━━━ Provided entries
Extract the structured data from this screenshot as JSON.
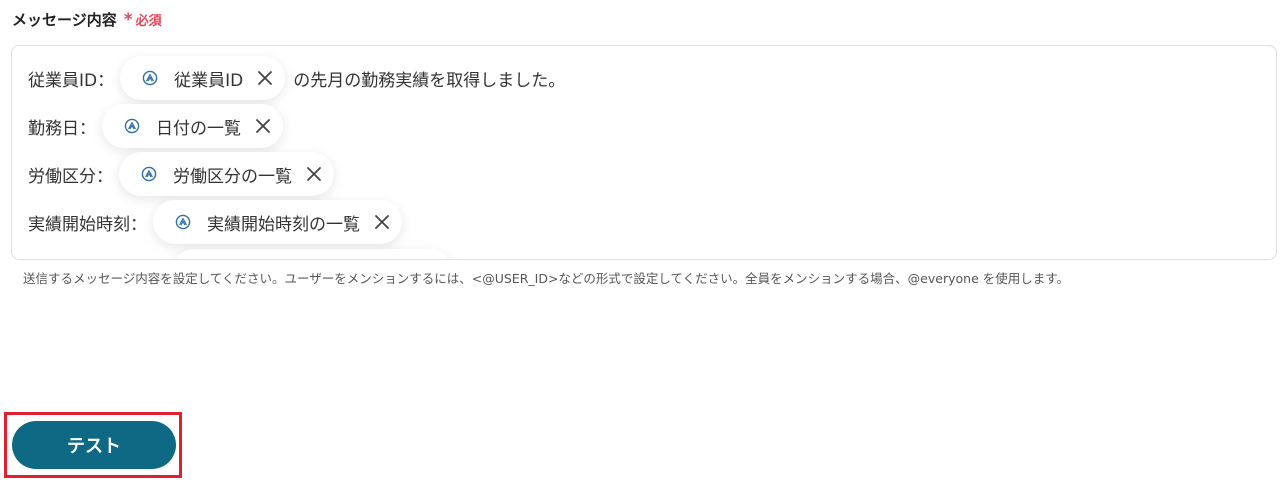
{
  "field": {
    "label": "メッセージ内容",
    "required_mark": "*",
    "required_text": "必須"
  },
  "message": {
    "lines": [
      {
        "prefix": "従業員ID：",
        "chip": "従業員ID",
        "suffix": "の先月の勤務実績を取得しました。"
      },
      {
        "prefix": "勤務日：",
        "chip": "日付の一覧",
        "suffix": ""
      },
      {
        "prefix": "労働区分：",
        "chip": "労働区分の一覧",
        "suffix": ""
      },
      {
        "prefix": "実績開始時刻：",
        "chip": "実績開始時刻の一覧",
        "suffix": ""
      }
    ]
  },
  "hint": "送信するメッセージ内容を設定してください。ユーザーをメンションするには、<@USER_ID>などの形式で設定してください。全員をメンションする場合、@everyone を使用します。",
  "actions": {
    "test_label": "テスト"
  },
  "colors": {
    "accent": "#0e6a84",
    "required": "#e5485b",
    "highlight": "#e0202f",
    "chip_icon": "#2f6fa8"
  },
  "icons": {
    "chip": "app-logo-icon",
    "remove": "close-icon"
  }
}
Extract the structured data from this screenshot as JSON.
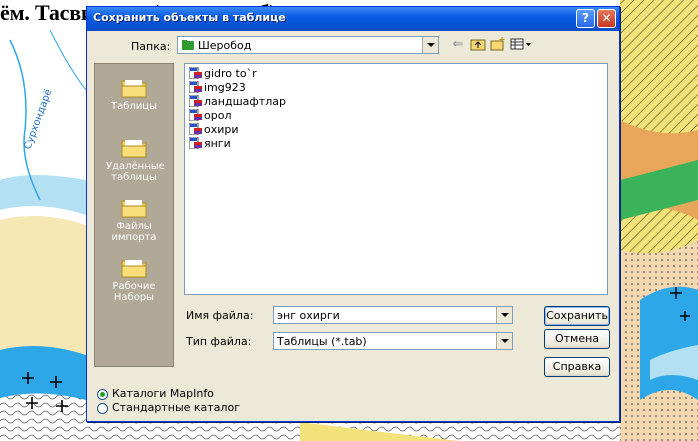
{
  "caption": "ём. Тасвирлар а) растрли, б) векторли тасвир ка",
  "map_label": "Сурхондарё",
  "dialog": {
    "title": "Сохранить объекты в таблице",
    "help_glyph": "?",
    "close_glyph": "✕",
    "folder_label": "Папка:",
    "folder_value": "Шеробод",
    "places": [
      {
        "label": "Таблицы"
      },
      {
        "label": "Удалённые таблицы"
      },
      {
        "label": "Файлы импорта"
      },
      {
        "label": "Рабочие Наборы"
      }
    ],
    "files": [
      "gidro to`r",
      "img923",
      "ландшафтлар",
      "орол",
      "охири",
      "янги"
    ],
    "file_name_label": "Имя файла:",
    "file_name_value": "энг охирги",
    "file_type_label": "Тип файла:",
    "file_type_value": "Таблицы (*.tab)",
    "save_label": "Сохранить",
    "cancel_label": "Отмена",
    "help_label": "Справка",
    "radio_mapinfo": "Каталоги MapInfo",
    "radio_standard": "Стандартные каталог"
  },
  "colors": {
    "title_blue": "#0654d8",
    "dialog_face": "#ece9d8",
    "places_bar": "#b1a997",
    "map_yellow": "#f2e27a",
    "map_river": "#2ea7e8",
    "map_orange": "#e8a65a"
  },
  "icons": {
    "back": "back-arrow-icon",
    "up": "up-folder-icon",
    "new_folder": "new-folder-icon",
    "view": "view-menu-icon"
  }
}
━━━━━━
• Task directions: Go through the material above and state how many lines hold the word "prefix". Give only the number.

• Written answer: 4